The good news is, it hasn’t been all bad news on the cannabis beat in Trenton. Since July 1, when marijuana legalization took effect, New Jersey has expunged more than 360,000 marijuana convictions while also dismissing pending marijuana cases. The bad news is that expunging their records doesn’t repair the damage done to those 360,000 lives, inflicted by New Jersey’s criminal justice system. To fully correct these injustices of the Drug War, New Jersey must do more than simply expunge some records.
New Jersey is a great place to grow cannabis. But unfortunately, New Jersey is one of two states where adult-use cannabis is legal, but home cultivation is not. It’s possibly the only thing that New Jersey has in common with the other non-homegrow state, Washington, and it’s nothing to be proud of. The good news is: New Jersey can fix it. To paraphrase a former New Jersey official, it’s time for some homegrown in Fort Lee.
Medical patients could grow up to 10 plants. Ken Wolski, executive director of the Coalition for Medical Marijuana, has been pushing for this to open up access to more than 100,000 patients who only have 14 alternative treatment centers to choose from.
There is a question of safety.
Gopal says it would be up to local municipalities whether or not to allow dispensaries or growers.
“It’s going to take at least six months to make our initial rules and regulations, and then only at that point, will they start soliciting adult use licenses. And then it will take another 90 days for those licenses to get considered. And only then can they start the process of opening up,” McQueeny said.
Police can no longer arrest people for possessing marijuana but there is no legal way to buy it right now. Marijuana industry expert Mike McQueeny says this could be a quicker way to access legal weed.
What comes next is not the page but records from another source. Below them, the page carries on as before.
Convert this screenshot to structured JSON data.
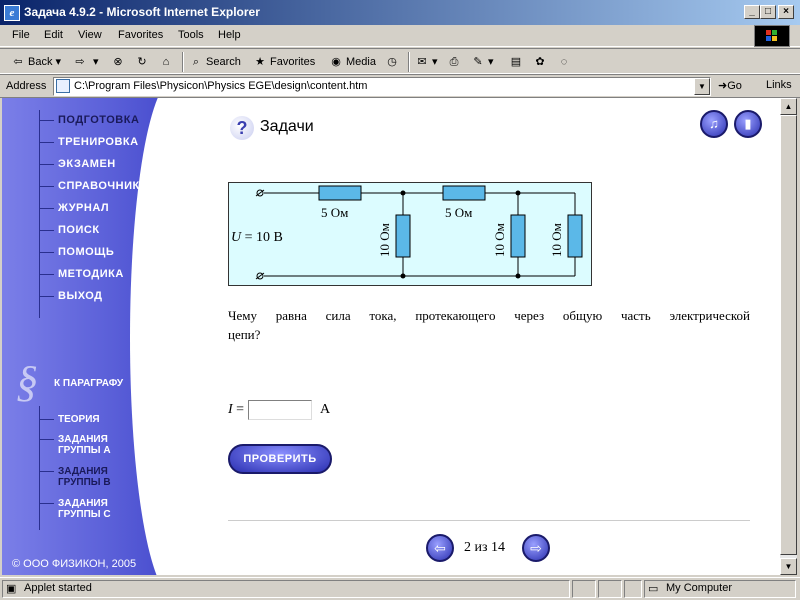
{
  "window": {
    "title": "Задача 4.9.2 - Microsoft Internet Explorer",
    "controls": {
      "minimize": "_",
      "maximize": "□",
      "close": "×"
    }
  },
  "menu": [
    "File",
    "Edit",
    "View",
    "Favorites",
    "Tools",
    "Help"
  ],
  "toolbar": {
    "back": "Back",
    "search": "Search",
    "favorites": "Favorites",
    "media": "Media"
  },
  "address": {
    "label": "Address",
    "value": "C:\\Program Files\\Physicon\\Physics EGE\\design\\content.htm",
    "go": "Go",
    "links": "Links"
  },
  "sidebar": {
    "nav": [
      "ПОДГОТОВКА",
      "ТРЕНИРОВКА",
      "ЭКЗАМЕН",
      "СПРАВОЧНИК",
      "ЖУРНАЛ",
      "ПОИСК",
      "ПОМОЩЬ",
      "МЕТОДИКА",
      "ВЫХОД"
    ],
    "paragraph_symbol": "§",
    "paragraph_label": "К ПАРАГРАФУ",
    "sub": [
      {
        "line1": "ТЕОРИЯ",
        "line2": ""
      },
      {
        "line1": "ЗАДАНИЯ",
        "line2": "ГРУППЫ А"
      },
      {
        "line1": "ЗАДАНИЯ",
        "line2": "ГРУППЫ В"
      },
      {
        "line1": "ЗАДАНИЯ",
        "line2": "ГРУППЫ С"
      }
    ],
    "copyright": "© ООО ФИЗИКОН, 2005"
  },
  "header": {
    "icon": "?",
    "title": "Задачи"
  },
  "circuit": {
    "voltage_var": "U",
    "voltage_val": " = 10 В",
    "r1": "5 Ом",
    "r2": "5 Ом",
    "r3": "10 Ом",
    "r4": "10 Ом",
    "r5": "10 Ом"
  },
  "question": {
    "line1": "Чему равна сила тока, протекающего через общую часть электрической",
    "line2": "цепи?"
  },
  "answer": {
    "var": "I",
    "eq": " =",
    "unit": "А",
    "value": ""
  },
  "check_button": "ПРОВЕРИТЬ",
  "pager": {
    "text": "2 из 14"
  },
  "status": {
    "text": "Applet started",
    "zone": "My Computer"
  },
  "colors": {
    "accent": "#2a2fb0",
    "sidebar": "#5a5fd8",
    "circuit_bg": "#dcfcff",
    "resistor": "#5bb8e8"
  }
}
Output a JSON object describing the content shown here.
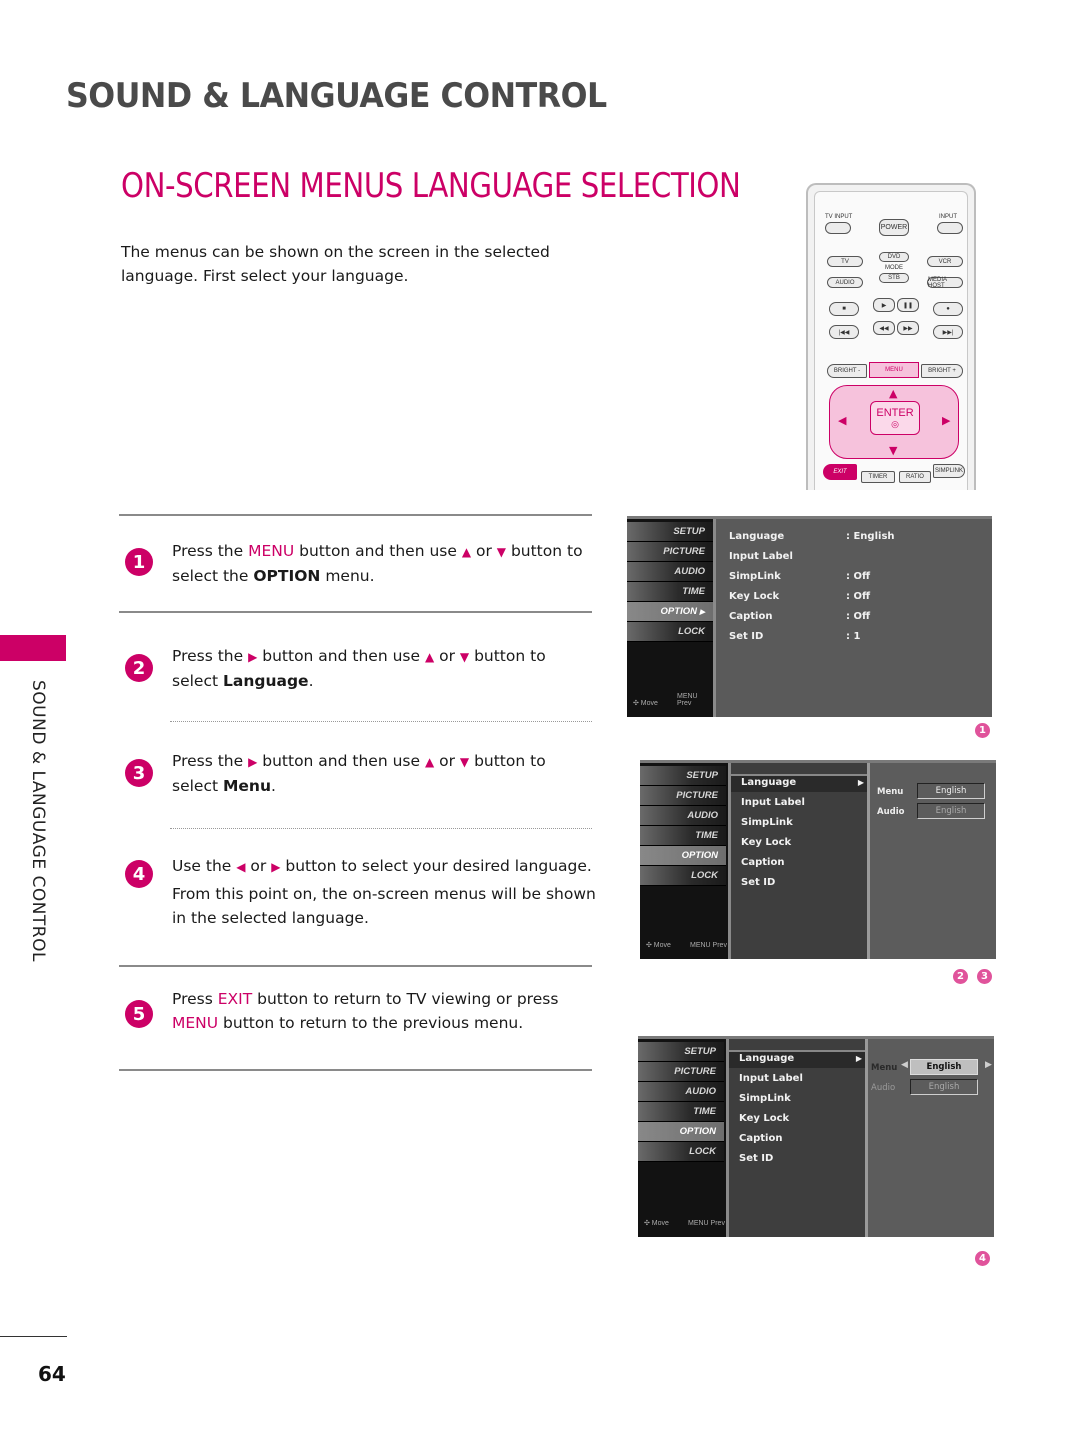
{
  "header": {
    "section_title": "SOUND & LANGUAGE CONTROL",
    "page_title": "ON-SCREEN MENUS LANGUAGE SELECTION",
    "intro": "The menus can be shown on the screen in the selected language. First select your language."
  },
  "side_tab": {
    "label": "SOUND & LANGUAGE CONTROL"
  },
  "page_number": "64",
  "colors": {
    "accent": "#cc0066",
    "heading": "#4a4a4a",
    "tv_bg": "#5a5a5a"
  },
  "steps": [
    {
      "num": "1",
      "parts": [
        "Press the ",
        "MENU",
        " button and then use ",
        "▲",
        " or ",
        "▼",
        " button to select the ",
        "OPTION",
        " menu."
      ]
    },
    {
      "num": "2",
      "parts": [
        "Press the ",
        "▶",
        " button and then use ",
        "▲",
        " or ",
        "▼",
        " button to select ",
        "Language",
        "."
      ]
    },
    {
      "num": "3",
      "parts": [
        "Press the ",
        "▶",
        " button and then use ",
        "▲",
        " or ",
        "▼",
        " button to select ",
        "Menu",
        "."
      ]
    },
    {
      "num": "4",
      "parts": [
        "Use the ",
        "◀",
        " or ",
        "▶",
        " button to select your desired language.",
        "From this point on, the on-screen menus will be shown in the selected language."
      ]
    },
    {
      "num": "5",
      "parts": [
        "Press ",
        "EXIT",
        " button to return to TV viewing or press ",
        "MENU",
        " button to return to the previous menu."
      ]
    }
  ],
  "remote": {
    "tv_input": "TV INPUT",
    "power": "POWER",
    "input": "INPUT",
    "tv": "TV",
    "dvd": "DVD",
    "vcr": "VCR",
    "mode": "MODE",
    "audio": "AUDIO",
    "stb": "STB",
    "media_host": "MEDIA HOST",
    "stop": "■",
    "play": "▶",
    "pause": "❚❚",
    "rec": "●",
    "prev": "|◀◀",
    "rew": "◀◀",
    "ff": "▶▶",
    "next": "▶▶|",
    "bright_minus": "BRIGHT -",
    "menu": "MENU",
    "bright_plus": "BRIGHT +",
    "enter": "ENTER",
    "enter_dot": "◎",
    "up": "▲",
    "down": "▼",
    "left": "◀",
    "right": "▶",
    "exit": "EXIT",
    "timer": "TIMER",
    "ratio": "RATIO",
    "simplink": "SIMPLINK"
  },
  "tv_menu": {
    "categories": [
      "SETUP",
      "PICTURE",
      "AUDIO",
      "TIME",
      "OPTION",
      "LOCK"
    ],
    "active_category": "OPTION",
    "footer_move": "✣ Move",
    "footer_prev": "MENU Prev",
    "option_items": [
      {
        "label": "Language",
        "value": ": English"
      },
      {
        "label": "Input Label",
        "value": ""
      },
      {
        "label": "SimpLink",
        "value": ": Off"
      },
      {
        "label": "Key Lock",
        "value": ": Off"
      },
      {
        "label": "Caption",
        "value": ": Off"
      },
      {
        "label": "Set ID",
        "value": ": 1"
      }
    ],
    "submenu_arrow": "▶",
    "language_rows": [
      {
        "label": "Menu",
        "value": "English"
      },
      {
        "label": "Audio",
        "value": "English"
      }
    ],
    "left_arrow": "◀",
    "right_arrow": "▶"
  },
  "screen_badges": {
    "screen1": [
      "1"
    ],
    "screen2": [
      "2",
      "3"
    ],
    "screen3": [
      "4"
    ]
  }
}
Setting up dispensaries will take longer.
As CBS2’s Meg Baker reports, St. Sen. Vin Gopal sponsored a bill to allow anyone 21 and older to grow up to six marijuana plants at home.
TRENTON, N.J. (CBSNewYork) – Could New Jersey residents soon be allowed to legally grow marijuana at home?
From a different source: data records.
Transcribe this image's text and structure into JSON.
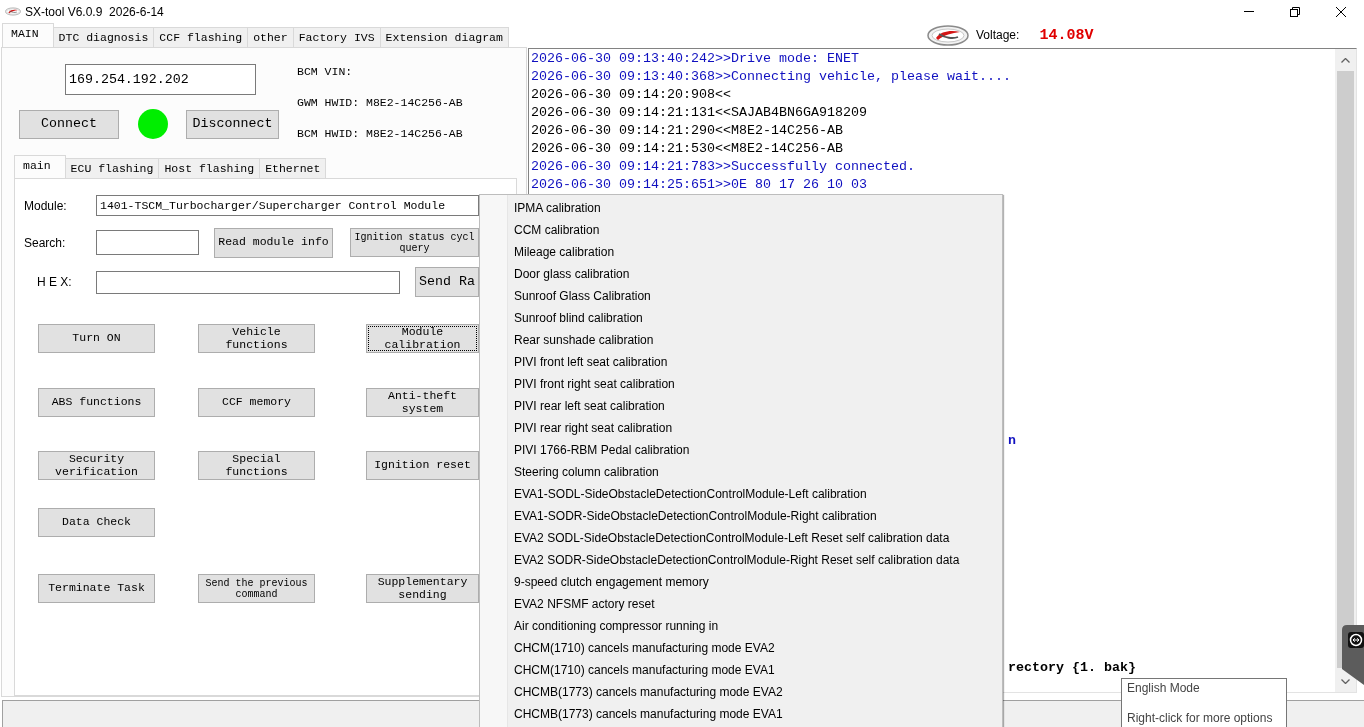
{
  "window": {
    "title": "SX-tool V6.0.9  2026-6-14"
  },
  "main_tabs": [
    {
      "label": "MAIN",
      "selected": true
    },
    {
      "label": "DTC diagnosis",
      "selected": false
    },
    {
      "label": "CCF flashing",
      "selected": false
    },
    {
      "label": "other",
      "selected": false
    },
    {
      "label": "Factory IVS",
      "selected": false
    },
    {
      "label": "Extension diagram",
      "selected": false
    }
  ],
  "voltage": {
    "label": "Voltage:",
    "value": "14.08V"
  },
  "connection": {
    "address": "169.254.192.202",
    "connect_button": "Connect",
    "connected": true,
    "disconnect_button": "Disconnect",
    "info": [
      "BCM VIN:",
      "GWM HWID: M8E2-14C256-AB",
      "BCM HWID: M8E2-14C256-AB"
    ]
  },
  "sub_tabs": [
    {
      "label": "main",
      "selected": true
    },
    {
      "label": "ECU flashing",
      "selected": false
    },
    {
      "label": "Host flashing",
      "selected": false
    },
    {
      "label": "Ethernet",
      "selected": false
    }
  ],
  "module": {
    "label": "Module:",
    "value": "1401-TSCM_Turbocharger/Supercharger Control Module"
  },
  "search": {
    "label": "Search:",
    "read_button": "Read module info",
    "ignition_button": "Ignition status cycl\nquery"
  },
  "hex": {
    "label": "H E X:",
    "send_button": "Send Ra"
  },
  "function_rows": [
    [
      {
        "label": "Turn ON",
        "focused": false
      },
      {
        "label": "Vehicle functions",
        "focused": false
      },
      {
        "label": "Module calibration",
        "focused": true
      }
    ],
    [
      {
        "label": "ABS functions",
        "focused": false
      },
      {
        "label": "CCF memory",
        "focused": false
      },
      {
        "label": "Anti-theft system",
        "focused": false
      }
    ],
    [
      {
        "label": "Security verification",
        "focused": false
      },
      {
        "label": "Special functions",
        "focused": false
      },
      {
        "label": "Ignition reset",
        "focused": false
      }
    ],
    [
      {
        "label": "Data Check",
        "focused": false
      }
    ],
    [
      {
        "label": "Terminate Task",
        "focused": false
      },
      {
        "label": "Send the previous command",
        "focused": false
      },
      {
        "label": "Supplementary sending",
        "focused": false
      }
    ]
  ],
  "log": {
    "lines": [
      {
        "text": "2026-06-30 09:13:40:242>>Drive mode: ENET",
        "color": "#1010c0"
      },
      {
        "text": "2026-06-30 09:13:40:368>>Connecting vehicle, please wait....",
        "color": "#1010c0"
      },
      {
        "text": "2026-06-30 09:14:20:908<<",
        "color": "#000000"
      },
      {
        "text": "2026-06-30 09:14:21:131<<SAJAB4BN6GA918209",
        "color": "#000000"
      },
      {
        "text": "2026-06-30 09:14:21:290<<M8E2-14C256-AB",
        "color": "#000000"
      },
      {
        "text": "2026-06-30 09:14:21:530<<M8E2-14C256-AB",
        "color": "#000000"
      },
      {
        "text": "2026-06-30 09:14:21:783>>Successfully connected.",
        "color": "#1010c0"
      },
      {
        "text": "2026-06-30 09:14:25:651>>0E 80 17 26 10 03",
        "color": "#1010c0"
      }
    ],
    "tails": [
      {
        "text": "n",
        "color": "#1010c0"
      },
      {
        "text": "rectory {1. bak}",
        "color": "#000000"
      }
    ]
  },
  "context_menu": {
    "items": [
      "IPMA calibration",
      "CCM calibration",
      "Mileage calibration",
      "Door glass calibration",
      "Sunroof Glass Calibration",
      "Sunroof blind calibration",
      "Rear sunshade calibration",
      "PIVI front left seat calibration",
      "PIVI front right seat calibration",
      "PIVI rear left seat calibration",
      "PIVI rear right seat calibration",
      "PIVI 1766-RBM Pedal calibration",
      "Steering column calibration",
      "EVA1-SODL-SideObstacleDetectionControlModule-Left calibration",
      "EVA1-SODR-SideObstacleDetectionControlModule-Right calibration",
      "EVA2 SODL-SideObstacleDetectionControlModule-Left Reset self calibration data",
      "EVA2 SODR-SideObstacleDetectionControlModule-Right Reset self calibration data",
      "9-speed clutch engagement memory",
      "EVA2 NFSMF actory reset",
      "Air conditioning compressor running in",
      "CHCM(1710) cancels manufacturing mode EVA2",
      "CHCM(1710) cancels manufacturing mode EVA1",
      "CHCMB(1773) cancels manufacturing mode EVA2",
      "CHCMB(1773) cancels manufacturing mode EVA1"
    ]
  },
  "tooltip": {
    "lines": [
      "English Mode",
      "Right-click for more options"
    ]
  }
}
“Right now, someone is dying out in pain because they don’t have the medicine they need because they can’t afford it,” said Jim Miller, a Toms River activist who pushed for medical marijuana in the 1990s and 2000s and now advocates for home grow. “There’s more to be done.”
In late February, New Jersey became the 13th state to legalize weed for recreational purposes after Gov. Phil Murphy signed into law a bill package allowing the possession, use, sale and taxation of marijuana. The bill package came after more than two-thirds of New Jersey voters backed a marijuana legalization ballot question in November 2020.
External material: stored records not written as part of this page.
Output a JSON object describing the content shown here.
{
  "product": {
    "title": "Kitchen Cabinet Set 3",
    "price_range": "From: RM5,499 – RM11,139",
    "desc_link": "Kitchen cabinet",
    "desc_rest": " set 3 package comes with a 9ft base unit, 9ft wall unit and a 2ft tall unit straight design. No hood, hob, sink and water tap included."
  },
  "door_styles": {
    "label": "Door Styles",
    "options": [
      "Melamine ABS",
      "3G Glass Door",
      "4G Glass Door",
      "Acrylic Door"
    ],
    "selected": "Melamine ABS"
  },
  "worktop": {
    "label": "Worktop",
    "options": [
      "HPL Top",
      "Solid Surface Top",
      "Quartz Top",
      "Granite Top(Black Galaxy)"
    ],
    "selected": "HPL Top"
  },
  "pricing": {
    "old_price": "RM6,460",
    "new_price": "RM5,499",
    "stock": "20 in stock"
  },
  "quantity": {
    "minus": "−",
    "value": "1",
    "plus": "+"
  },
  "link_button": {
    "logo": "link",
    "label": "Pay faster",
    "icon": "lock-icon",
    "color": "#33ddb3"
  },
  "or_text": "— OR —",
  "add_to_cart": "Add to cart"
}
The first published link between marijuana use and “4/20” was in a 1991 article in High Times magazine, which called it the “day of celebration, the real time to get stoned, the grandmaster of all holidays.”
New Jersey’s patient advocates have spent the last decade pushing for the right to grow cannabis at home, which activists say would provide a far cheaper option than simply purchasing the state-allotted 3 ounces per month.
A quarter-ounce of medical marijuana was selling for $90 at Zen Leaf Neptune, the state’s newest dispensary, as of Tuesday morning.
“I feel less afraid. I feel more free. That’s what this movement is about,” said Chris Goldstein, an organizer with the National Organization for the Reform of Marijuana Laws. “It’s about having greater liberties in this country.
Dozens gathered on the lawn of the New Jersey Statehouse not just to celebrate the unofficial “holiday” of marijuana enthusiasts but to call attention to what they believe are gaps in the 2-month-old legal weed laws.